With the country in the lime-light, information is being sought-after. For foreign observers and journalists alike, turning to Turkish politcal affairs can feel like tuning into the seven-hundredth episode of the most complicated Byzantine political drama on Earth. This is not helped by the terminology used by the sharp divisions amongst the Turkish press, or generalizations favoured by the foreign media. As Emre Kızılkaya notes, "Seculars vs. Islamists" generalization is a popular cliché for many outsiders who seek to understand Turkey. Clichés are convenient but they tend to deprive us of genuine details because of the nature of overgeneralization.”
This is where good, varied and up-to-date English-language resources come into play.
Joel Thomas is a man with a “foot in both cultures”, and has been interpreting and translating between peoples and cultures all his life. Anyone who lives in a foreign country long enough will tell you this extends far beyond mere occupations.
Joel has put his talents to good use by providing a service, Dragoman, for those looking to keep up-to-date and learn about Turkish affairs through regular observation.
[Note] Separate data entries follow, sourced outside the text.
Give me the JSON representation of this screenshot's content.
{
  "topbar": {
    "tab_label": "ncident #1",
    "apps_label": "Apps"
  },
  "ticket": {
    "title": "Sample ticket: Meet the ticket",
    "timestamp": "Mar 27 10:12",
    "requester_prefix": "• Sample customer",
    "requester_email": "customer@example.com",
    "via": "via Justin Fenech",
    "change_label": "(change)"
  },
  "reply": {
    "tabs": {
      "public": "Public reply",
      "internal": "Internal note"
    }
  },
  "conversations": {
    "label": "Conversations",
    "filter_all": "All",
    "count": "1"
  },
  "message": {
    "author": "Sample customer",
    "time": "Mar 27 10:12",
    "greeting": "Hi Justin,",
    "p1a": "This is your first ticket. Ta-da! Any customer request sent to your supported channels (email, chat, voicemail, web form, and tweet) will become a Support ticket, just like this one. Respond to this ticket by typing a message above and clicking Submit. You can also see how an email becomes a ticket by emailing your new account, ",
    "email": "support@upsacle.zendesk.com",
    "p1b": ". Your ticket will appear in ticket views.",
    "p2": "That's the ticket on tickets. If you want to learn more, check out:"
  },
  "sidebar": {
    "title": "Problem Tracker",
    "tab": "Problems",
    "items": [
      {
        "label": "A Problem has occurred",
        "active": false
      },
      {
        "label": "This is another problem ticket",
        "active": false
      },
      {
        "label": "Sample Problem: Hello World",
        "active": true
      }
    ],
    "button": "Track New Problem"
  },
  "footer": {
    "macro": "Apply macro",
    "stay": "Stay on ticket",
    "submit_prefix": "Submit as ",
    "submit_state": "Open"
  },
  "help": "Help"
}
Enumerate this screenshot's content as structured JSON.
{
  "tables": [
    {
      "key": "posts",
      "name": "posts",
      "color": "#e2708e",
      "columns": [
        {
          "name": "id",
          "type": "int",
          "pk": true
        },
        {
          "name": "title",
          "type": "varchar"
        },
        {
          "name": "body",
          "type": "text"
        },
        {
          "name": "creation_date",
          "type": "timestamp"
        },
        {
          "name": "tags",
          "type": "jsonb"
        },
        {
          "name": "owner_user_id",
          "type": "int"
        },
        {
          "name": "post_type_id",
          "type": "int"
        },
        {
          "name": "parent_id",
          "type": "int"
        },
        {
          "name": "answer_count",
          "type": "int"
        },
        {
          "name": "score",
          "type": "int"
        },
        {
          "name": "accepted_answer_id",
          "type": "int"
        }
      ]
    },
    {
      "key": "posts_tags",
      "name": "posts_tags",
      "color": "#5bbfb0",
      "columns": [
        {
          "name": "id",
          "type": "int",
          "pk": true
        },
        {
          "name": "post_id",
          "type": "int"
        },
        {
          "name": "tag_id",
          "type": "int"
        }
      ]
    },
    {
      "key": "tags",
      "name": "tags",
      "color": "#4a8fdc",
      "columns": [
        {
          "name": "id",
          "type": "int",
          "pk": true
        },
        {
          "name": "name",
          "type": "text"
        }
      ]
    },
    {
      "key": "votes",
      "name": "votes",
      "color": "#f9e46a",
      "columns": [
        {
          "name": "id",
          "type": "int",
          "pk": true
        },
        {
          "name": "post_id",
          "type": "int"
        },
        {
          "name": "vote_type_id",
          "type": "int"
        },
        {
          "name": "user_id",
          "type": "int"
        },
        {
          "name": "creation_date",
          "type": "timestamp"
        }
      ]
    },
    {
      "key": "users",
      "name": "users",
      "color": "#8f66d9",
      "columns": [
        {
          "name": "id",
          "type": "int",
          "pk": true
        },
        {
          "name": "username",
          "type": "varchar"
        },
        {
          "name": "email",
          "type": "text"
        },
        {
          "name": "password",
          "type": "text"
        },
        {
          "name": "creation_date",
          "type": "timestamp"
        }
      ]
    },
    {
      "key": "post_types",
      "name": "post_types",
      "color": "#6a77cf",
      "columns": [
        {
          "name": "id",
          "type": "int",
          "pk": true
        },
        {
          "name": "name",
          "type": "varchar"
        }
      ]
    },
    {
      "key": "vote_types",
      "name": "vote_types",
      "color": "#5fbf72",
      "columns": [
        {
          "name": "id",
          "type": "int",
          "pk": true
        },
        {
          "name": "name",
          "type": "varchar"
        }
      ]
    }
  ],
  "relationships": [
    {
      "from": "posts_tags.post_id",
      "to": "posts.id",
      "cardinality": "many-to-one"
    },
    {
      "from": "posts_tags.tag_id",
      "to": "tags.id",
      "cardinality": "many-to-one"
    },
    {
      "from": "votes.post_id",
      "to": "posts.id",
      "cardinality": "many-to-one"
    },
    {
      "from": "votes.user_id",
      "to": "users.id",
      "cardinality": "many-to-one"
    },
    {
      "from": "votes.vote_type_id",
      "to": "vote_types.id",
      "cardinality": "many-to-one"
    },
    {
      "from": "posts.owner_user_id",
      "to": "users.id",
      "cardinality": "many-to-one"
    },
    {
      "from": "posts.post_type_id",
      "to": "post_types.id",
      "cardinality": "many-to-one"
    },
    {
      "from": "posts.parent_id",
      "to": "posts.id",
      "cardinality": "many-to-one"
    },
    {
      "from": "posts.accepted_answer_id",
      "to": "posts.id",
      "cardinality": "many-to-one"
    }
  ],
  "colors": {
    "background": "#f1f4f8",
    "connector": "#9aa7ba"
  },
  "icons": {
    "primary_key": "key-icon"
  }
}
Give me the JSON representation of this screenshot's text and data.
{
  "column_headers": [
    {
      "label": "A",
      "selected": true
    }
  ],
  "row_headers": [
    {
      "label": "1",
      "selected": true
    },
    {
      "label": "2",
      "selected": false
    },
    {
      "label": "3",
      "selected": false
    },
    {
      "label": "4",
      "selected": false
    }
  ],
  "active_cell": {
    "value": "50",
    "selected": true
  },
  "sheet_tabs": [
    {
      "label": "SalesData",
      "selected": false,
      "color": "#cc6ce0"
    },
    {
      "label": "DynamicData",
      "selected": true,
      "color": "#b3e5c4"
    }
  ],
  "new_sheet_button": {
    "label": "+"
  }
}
Subscribers get a regular update, every morning, of several big headlines from Turkish-language newspapers and magazines on a variety of issues, with the opening paragraphs and important information translated and summarised, with links also provided.
It is definitely preferable to flicking through various news sites at the risk of distraction or disappointment, so I was happy to tell Joel I’d rave about the service on my blog.
Those who sign up may refine their criteria to specific areas of interest. In his own words “my general areas are current affairs and the economy, since my clientele is made up of journalists and business people. But for example I have a customer who's specifically interested in the energy sector, so I make sure to cover energy headlines. I had someone say they were specifically interested in editorials, so I told them to suggest some specific outlets whose editorials they found interesting and on which subjects”.
But there are a plethora of sources that can give a more in-depth picture, I’ve listed a few below and will talk about their merits in further articles.
Other English-Language Resources on Turkey
Dragoman – Daily summary of the day’s headlines. Subscription required for best results.
HürriyetDaily News – Hürriyet is a good resource for observing opposition opinion and debate. Op-eds vary in quality.
Today’s Zaman – Pro-government newspaper with good coverage of affairs, especially good for keen observers to analyse trends and debate within the government.
SETimes - American state-funded new site aimed at coverage of the Balkan- Eurasian region.
SilkroadStudies – Really insightful, university-based analysis. Good observations and very accessible.
FrederikeGeerdink – Wonderful, Dutch journalist resident in Turkey. Great hard-hitting articles and interviews covering a variety of issues.
İstanbulian – Emre Kızılkaya’s wonderfully thought-out observations as a journalist in one of Turkey’s most popular newspapers, Hürriyet. Intelligent and thoughtful government critiques.
The WhitePath – Mustafa Akyol is a generally pro-government writer for Hürriyet. Good for discussing state abuse issues, and also social-religious trends.